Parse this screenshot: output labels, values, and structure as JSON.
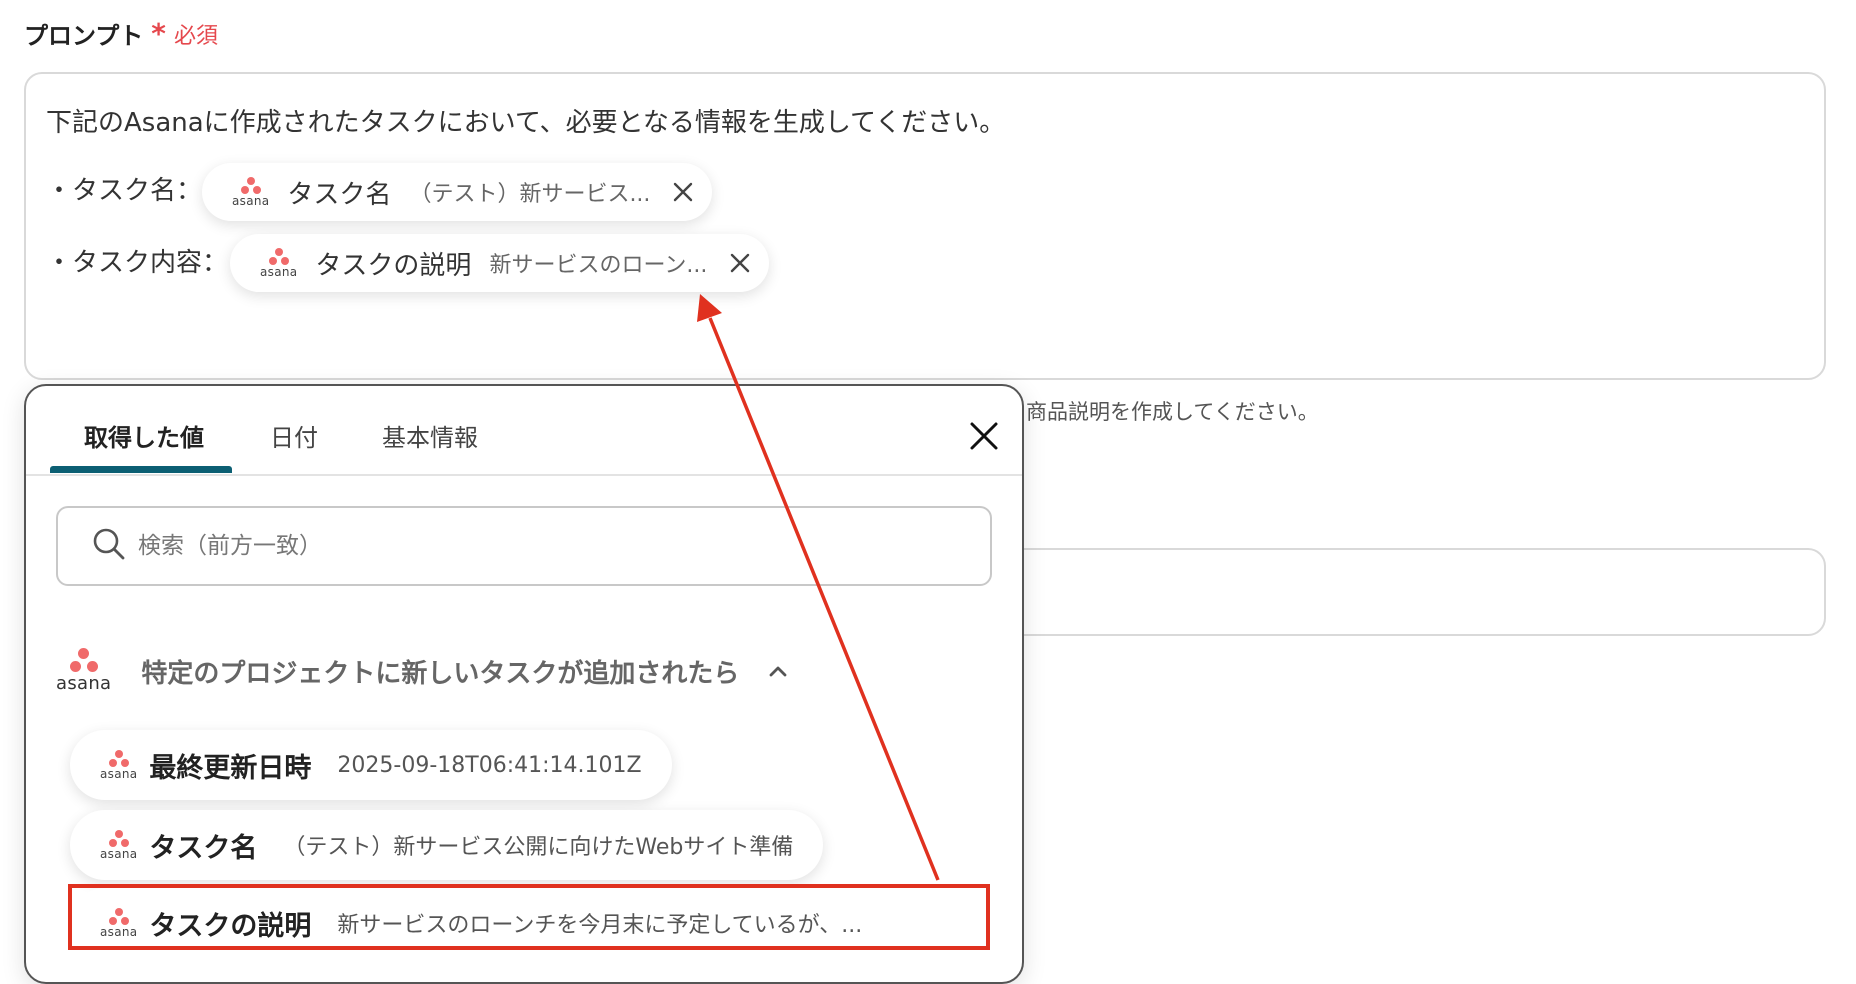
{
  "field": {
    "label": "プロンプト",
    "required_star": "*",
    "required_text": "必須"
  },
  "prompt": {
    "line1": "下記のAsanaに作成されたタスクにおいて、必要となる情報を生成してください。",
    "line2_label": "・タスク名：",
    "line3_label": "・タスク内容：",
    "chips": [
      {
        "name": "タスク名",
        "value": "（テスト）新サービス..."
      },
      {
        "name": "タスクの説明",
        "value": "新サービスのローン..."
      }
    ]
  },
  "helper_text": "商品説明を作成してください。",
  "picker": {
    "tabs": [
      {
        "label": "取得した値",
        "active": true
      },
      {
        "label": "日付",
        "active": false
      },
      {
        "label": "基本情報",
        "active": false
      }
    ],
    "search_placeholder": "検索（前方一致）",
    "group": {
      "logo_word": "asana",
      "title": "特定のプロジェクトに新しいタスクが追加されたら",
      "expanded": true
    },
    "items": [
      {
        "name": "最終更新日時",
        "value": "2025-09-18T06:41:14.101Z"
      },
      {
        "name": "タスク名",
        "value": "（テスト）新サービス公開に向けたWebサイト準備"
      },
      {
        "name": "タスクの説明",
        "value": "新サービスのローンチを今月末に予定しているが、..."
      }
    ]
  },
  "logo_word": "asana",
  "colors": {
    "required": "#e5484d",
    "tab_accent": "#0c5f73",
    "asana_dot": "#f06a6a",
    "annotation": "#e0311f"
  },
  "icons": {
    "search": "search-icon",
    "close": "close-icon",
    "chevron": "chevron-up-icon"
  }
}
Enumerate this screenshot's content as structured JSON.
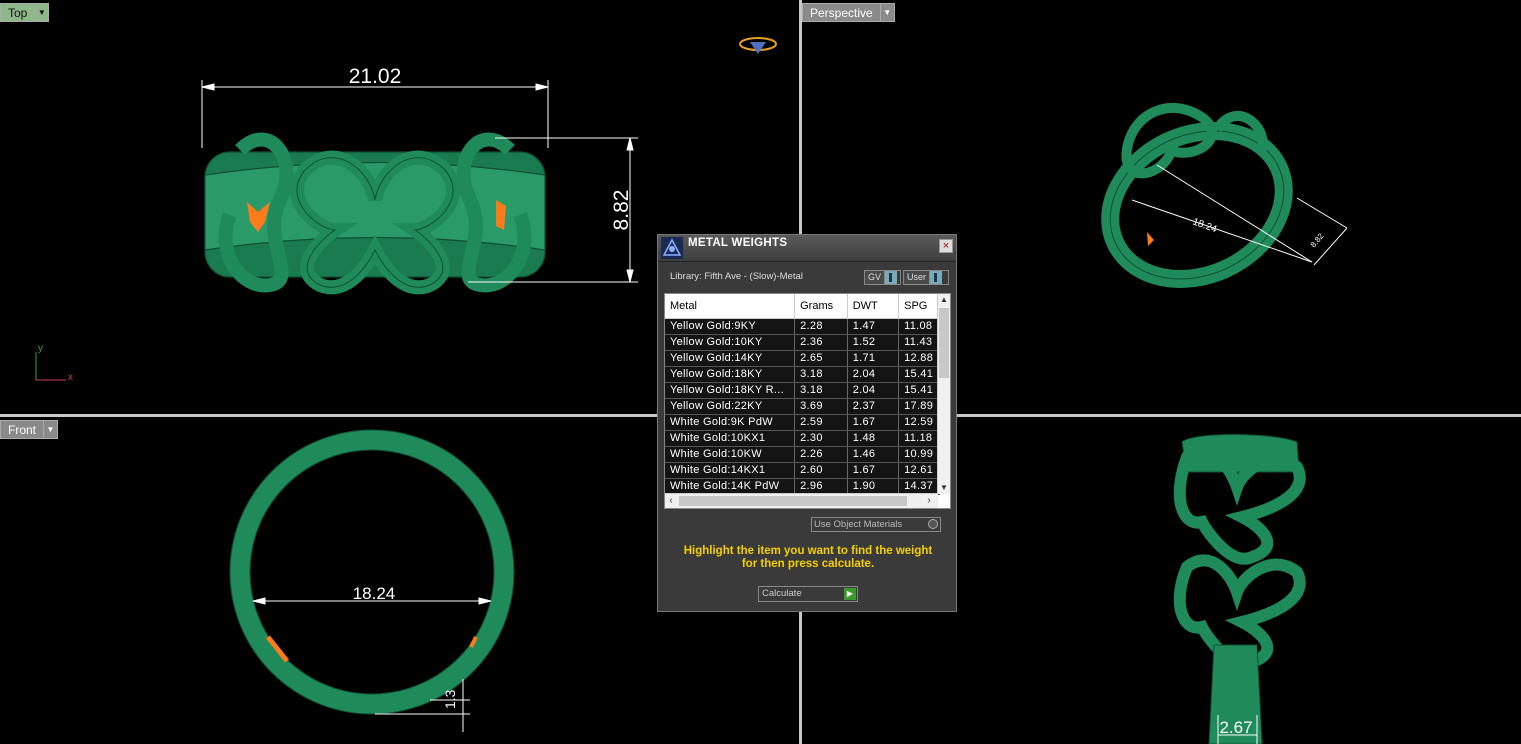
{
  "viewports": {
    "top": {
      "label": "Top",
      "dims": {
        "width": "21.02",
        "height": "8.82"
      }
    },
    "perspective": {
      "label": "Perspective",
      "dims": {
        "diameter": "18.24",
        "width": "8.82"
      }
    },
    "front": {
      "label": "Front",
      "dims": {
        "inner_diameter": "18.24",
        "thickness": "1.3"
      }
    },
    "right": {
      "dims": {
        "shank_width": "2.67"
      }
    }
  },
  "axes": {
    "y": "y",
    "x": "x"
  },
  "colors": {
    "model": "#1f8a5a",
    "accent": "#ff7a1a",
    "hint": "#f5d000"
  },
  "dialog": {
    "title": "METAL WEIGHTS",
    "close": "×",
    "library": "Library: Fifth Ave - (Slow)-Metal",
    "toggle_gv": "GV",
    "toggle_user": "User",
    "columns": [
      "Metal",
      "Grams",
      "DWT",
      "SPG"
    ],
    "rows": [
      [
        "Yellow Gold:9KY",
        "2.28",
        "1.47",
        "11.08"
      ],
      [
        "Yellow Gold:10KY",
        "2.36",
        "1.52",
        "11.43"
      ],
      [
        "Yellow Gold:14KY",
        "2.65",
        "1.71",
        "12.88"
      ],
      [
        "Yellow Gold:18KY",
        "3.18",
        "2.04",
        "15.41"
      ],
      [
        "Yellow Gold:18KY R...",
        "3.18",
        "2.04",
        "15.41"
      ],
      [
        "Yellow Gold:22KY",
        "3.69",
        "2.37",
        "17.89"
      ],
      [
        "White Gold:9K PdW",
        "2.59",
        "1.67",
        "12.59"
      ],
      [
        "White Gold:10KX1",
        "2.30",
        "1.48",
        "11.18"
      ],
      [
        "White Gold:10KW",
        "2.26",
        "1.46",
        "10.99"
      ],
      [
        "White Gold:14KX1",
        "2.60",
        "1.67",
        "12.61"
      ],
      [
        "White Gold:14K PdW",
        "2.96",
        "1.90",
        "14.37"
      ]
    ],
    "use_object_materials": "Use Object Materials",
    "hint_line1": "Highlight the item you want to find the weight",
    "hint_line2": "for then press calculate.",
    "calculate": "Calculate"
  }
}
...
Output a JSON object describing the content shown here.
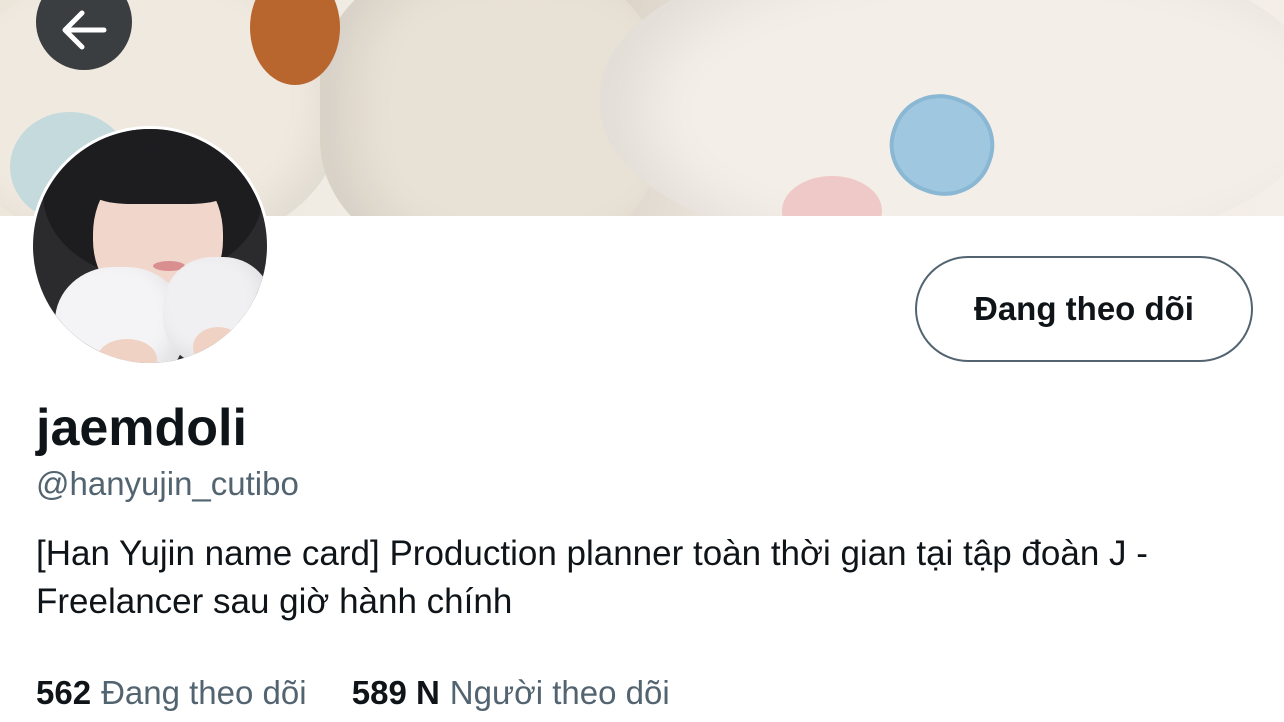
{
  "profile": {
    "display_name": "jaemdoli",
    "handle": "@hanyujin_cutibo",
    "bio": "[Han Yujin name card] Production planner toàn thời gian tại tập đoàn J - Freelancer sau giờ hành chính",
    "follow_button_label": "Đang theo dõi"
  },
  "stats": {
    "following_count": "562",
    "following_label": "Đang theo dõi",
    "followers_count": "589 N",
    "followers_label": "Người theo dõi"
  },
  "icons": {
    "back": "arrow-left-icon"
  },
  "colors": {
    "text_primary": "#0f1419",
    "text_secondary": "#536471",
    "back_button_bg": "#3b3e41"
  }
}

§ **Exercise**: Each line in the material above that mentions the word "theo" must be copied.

§ **Task result**:
    "follow_button_label": "Đang theo dõi"
    "following_label": "Đang theo dõi",
    "followers_label": "Người theo dõi"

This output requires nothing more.